§ Problem description
Please find all lines in the data that hold the string "issues" and copy them.
------
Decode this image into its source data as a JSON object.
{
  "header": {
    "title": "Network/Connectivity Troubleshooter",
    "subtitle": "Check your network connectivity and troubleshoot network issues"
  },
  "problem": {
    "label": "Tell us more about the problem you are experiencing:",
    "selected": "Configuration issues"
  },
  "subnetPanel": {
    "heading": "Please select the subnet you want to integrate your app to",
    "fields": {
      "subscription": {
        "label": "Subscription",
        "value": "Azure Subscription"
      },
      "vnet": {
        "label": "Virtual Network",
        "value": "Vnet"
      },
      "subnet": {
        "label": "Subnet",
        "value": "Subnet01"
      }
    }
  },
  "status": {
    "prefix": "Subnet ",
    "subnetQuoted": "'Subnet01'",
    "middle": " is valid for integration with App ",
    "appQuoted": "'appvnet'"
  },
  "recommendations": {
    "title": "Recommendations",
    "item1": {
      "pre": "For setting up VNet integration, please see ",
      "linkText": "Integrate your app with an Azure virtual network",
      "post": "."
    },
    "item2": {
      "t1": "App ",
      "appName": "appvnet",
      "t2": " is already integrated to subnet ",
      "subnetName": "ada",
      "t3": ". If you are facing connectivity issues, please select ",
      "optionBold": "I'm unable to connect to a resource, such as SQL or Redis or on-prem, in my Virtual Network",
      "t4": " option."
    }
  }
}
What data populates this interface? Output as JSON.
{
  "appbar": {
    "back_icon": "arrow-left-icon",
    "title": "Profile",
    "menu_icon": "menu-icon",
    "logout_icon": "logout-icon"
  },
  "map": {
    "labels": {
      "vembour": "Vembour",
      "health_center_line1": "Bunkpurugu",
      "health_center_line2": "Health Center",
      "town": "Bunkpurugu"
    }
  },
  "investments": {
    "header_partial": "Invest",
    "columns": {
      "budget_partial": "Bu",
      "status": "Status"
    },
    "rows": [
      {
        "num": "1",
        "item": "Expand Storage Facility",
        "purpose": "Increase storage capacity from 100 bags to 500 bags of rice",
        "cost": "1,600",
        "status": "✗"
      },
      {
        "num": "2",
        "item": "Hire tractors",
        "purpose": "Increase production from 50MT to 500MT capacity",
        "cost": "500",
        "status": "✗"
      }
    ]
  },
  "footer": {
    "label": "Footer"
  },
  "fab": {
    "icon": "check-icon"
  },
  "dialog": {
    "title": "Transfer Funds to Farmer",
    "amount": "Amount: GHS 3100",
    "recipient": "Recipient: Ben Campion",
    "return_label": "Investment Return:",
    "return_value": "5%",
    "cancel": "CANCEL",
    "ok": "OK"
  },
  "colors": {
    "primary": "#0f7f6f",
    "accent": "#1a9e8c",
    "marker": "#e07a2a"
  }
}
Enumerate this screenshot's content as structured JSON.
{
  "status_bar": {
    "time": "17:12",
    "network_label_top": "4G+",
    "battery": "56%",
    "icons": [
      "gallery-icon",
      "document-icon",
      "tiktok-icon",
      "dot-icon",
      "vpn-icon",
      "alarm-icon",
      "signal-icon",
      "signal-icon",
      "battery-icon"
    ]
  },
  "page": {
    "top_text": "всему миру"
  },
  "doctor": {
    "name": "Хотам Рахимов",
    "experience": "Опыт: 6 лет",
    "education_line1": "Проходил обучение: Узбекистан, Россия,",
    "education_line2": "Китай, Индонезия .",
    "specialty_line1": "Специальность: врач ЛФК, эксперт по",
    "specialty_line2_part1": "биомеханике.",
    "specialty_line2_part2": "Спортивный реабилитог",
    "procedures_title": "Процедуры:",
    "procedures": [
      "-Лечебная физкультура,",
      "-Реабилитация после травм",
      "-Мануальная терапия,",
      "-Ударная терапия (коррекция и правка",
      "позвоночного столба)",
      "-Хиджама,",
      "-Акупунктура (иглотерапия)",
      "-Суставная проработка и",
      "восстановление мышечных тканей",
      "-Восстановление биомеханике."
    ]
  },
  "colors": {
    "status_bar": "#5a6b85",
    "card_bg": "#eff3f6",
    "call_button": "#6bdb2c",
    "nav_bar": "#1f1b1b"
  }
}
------
§ Answer to this problem
    "subtitle": "Check your network connectivity and troubleshoot network issues"
    "selected": "Configuration issues"
      "t3": ". If you are facing connectivity issues, please select ",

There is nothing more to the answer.